But in their given circumstances, this option is far-fetched because there are no proper institutions to offer such an opportunity nearby, and it is still beyond the means of most families to allow their sons/daughters, or of young people (themselves as parents) to move to an urban area to acquire such training. The interest in traditional skills as well as non-traditional ones such as auto-mechanics, catering, hairdressing and beauty/cosmetics, has been on the rise since the end of the civil war, because they are seen by many young people as a path to social mobility and a remedy for broken dreams when they had to drop out of
school against their wish. The presence of a large number of unemployed and resource-poor youth in the society has been a socio-political concern for a long time. As highlighted in the SWOT Analysis, the politi¬cal and social consequences of youth disaffection is extensive in the District – evidenced in recent elections-related unrests.
The youth have also been at the forefront of demonstrations against the Sucfin oil-palm plantation project in Malen Chiefdom – agitating for a review of the previously negotiated land-lease agreement between the Government and Sucfin that led to the takeover of 85% of Chiefdom land. The problems of the youth in the District can be easily observed in the town squares of Pujehun Town, Massam, Yonni, Gobaru, Massah, Gbondapi and Bandajuma. In each of the communities, there is a cohort of young school leavers, teenage mothers, drop-outs, idlers, unskilled and underemployed day labourers, or hawkers without prospects of taking up further education or training in their locality. They wander aimlessly, or crowd around watching Western football league matches.

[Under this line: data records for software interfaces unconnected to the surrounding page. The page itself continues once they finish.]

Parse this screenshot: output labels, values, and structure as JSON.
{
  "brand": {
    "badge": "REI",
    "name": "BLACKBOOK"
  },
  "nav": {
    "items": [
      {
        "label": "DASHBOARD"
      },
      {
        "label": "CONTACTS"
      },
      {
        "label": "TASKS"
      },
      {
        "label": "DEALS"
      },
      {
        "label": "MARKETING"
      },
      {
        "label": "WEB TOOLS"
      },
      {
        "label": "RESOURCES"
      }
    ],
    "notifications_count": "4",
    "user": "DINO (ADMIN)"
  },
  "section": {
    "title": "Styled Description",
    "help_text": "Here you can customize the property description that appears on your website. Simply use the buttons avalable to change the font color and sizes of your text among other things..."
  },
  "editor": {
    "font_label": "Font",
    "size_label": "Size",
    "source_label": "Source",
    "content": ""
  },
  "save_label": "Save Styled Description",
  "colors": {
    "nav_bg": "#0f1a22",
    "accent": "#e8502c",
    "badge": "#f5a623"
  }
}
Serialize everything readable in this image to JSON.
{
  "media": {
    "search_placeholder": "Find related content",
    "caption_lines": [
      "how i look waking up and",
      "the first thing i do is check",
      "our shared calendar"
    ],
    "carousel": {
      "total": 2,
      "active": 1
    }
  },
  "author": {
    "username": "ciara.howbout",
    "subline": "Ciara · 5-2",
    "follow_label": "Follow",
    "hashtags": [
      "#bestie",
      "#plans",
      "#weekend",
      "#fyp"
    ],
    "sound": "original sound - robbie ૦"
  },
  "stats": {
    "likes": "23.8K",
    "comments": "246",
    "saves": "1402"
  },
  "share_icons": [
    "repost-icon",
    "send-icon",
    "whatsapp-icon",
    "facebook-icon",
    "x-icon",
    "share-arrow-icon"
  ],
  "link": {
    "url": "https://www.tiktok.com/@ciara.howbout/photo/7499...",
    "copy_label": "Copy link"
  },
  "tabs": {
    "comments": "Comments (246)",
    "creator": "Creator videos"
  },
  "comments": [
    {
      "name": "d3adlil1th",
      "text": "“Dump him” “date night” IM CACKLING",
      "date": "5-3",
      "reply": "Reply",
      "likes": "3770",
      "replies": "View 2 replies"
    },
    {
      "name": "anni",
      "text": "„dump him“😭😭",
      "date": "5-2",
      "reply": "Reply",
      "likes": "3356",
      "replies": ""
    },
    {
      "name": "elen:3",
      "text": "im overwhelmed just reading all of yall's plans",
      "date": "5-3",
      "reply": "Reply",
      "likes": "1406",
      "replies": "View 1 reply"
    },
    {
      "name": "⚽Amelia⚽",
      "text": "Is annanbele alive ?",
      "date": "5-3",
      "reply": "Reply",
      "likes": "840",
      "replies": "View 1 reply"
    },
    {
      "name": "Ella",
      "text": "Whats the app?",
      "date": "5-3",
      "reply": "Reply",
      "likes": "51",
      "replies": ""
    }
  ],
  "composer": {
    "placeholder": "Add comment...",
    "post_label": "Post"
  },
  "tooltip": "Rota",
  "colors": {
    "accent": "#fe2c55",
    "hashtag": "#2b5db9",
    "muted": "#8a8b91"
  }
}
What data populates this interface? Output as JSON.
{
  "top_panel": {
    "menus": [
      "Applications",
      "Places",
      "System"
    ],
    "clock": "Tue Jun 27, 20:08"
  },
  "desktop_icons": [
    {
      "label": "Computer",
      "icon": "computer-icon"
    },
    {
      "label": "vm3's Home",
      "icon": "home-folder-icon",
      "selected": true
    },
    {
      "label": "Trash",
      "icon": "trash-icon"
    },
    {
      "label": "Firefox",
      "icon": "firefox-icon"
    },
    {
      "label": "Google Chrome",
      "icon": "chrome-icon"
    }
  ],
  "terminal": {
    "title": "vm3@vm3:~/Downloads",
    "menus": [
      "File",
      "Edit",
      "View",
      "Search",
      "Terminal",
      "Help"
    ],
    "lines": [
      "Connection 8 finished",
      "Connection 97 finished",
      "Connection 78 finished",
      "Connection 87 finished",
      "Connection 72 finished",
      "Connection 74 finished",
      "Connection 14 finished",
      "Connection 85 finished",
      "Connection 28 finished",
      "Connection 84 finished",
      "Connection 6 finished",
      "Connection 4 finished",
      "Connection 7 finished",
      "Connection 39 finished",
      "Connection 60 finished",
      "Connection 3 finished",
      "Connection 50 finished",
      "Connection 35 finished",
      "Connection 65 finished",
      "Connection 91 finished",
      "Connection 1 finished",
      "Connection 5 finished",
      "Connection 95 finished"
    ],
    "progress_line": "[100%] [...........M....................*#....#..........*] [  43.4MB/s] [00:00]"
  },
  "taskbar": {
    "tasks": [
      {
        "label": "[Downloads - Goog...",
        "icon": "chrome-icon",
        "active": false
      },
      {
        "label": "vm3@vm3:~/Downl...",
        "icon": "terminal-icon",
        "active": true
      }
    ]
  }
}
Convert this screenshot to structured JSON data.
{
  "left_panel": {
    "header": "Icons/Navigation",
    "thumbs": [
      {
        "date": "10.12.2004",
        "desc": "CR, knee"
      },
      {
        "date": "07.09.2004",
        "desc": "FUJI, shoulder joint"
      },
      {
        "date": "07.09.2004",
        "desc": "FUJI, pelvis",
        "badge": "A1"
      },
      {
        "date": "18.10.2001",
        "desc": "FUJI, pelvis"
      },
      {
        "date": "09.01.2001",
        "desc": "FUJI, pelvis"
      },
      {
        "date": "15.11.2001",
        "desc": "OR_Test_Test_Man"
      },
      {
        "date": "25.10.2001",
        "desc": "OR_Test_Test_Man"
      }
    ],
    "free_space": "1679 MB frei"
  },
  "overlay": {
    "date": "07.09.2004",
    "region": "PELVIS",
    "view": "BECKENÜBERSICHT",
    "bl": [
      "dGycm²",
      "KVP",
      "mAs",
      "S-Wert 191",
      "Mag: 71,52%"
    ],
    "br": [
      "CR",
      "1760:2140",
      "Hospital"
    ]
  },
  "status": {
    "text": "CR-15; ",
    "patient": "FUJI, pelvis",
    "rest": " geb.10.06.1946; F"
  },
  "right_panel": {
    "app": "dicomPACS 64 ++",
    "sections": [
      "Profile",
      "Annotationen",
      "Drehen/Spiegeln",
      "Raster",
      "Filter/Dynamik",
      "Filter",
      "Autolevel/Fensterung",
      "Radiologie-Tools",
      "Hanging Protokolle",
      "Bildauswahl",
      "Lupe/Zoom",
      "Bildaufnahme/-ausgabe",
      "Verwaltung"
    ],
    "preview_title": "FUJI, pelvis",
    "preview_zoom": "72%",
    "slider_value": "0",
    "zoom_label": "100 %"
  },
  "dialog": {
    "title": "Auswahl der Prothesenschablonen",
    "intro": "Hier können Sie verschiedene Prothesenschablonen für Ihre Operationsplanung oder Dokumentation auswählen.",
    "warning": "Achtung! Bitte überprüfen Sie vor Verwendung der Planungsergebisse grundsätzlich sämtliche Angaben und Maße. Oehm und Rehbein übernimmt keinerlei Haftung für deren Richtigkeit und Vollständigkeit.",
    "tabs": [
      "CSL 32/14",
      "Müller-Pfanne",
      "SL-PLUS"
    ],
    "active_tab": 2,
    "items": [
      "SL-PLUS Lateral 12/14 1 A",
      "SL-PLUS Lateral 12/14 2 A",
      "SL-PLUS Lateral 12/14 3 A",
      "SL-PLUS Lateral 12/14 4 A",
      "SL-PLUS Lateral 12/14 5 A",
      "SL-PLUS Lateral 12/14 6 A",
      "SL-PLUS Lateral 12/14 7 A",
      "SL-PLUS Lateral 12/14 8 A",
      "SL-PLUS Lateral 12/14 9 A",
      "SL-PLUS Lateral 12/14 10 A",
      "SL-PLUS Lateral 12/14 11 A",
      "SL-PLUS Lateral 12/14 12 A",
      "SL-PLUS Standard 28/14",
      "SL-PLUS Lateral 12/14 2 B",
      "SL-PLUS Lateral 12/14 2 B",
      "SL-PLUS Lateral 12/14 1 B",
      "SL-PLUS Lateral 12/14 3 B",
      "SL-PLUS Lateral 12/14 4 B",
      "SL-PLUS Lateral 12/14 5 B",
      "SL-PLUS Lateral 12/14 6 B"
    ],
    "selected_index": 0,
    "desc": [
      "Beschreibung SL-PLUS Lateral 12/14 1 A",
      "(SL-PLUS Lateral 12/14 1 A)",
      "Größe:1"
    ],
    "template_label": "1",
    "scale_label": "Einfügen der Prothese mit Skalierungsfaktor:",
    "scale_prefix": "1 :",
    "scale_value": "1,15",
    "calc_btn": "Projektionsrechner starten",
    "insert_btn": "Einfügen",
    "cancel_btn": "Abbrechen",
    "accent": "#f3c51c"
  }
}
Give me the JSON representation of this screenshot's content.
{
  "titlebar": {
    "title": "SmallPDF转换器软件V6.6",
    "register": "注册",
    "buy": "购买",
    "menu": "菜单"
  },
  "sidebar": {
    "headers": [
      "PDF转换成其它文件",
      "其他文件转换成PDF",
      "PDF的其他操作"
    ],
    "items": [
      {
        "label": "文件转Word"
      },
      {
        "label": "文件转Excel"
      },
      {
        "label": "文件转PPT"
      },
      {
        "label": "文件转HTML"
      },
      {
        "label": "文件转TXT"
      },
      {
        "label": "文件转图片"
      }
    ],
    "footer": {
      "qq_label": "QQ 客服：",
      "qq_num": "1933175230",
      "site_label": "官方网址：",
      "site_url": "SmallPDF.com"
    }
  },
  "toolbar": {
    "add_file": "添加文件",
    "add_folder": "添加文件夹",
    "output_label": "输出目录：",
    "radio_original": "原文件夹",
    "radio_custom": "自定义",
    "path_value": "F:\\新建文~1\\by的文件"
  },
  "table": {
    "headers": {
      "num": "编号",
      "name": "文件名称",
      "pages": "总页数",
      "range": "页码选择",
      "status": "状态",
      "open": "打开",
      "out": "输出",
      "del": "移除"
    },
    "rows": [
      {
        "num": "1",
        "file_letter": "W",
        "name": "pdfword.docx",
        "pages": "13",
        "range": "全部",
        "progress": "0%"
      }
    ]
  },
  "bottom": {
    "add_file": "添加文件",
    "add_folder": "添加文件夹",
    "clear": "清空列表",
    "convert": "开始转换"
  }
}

If these young people were mobilised and their potentials developed in an organised manner, they could really bring about great change in their lives and in the society. To this end, the development of a demand-driven, high quality TVET system, relevant to all sectors of the economy, at all levels, and to all the people, is considered by the Pujehun District Youth Council (PDYC) in particular as an effective strategy for creating a competent, motivated, adaptable and innovative workforce in the marginalised District.
The proposed TVET project will be implemented in four years. First two years of project phase between January 2017 and December 2018 will involve (a) constructing the Institute in Pujehun Town and establishing the demonstration farm and training workshops; (b) identifying and capacitating the Institute’s (Project’s) Steering Committee (Board), Management Team and the Teaching Staff; and (c) Designing & Developing the curricula and training/learning materials. The project’s second phase – January 2019 to December 2020 – will be devoted to the delivery of TVET training and support services at the newly constructed Institute in line with the Government’s TVET policy. At least 1,860 youth, among them 30% women and 5% persons with disabilities, will be enrolled/trained in short- and long-term courses by December 2020. It is anticipated that at least 75% of those trained will be able to put their skills into use within 6 months of completion. Access to TVET will increase labour productivity in the District and lead to higher income generation capabilities for women and youth. This in turn can accelerate poverty reduction and improve living conditions.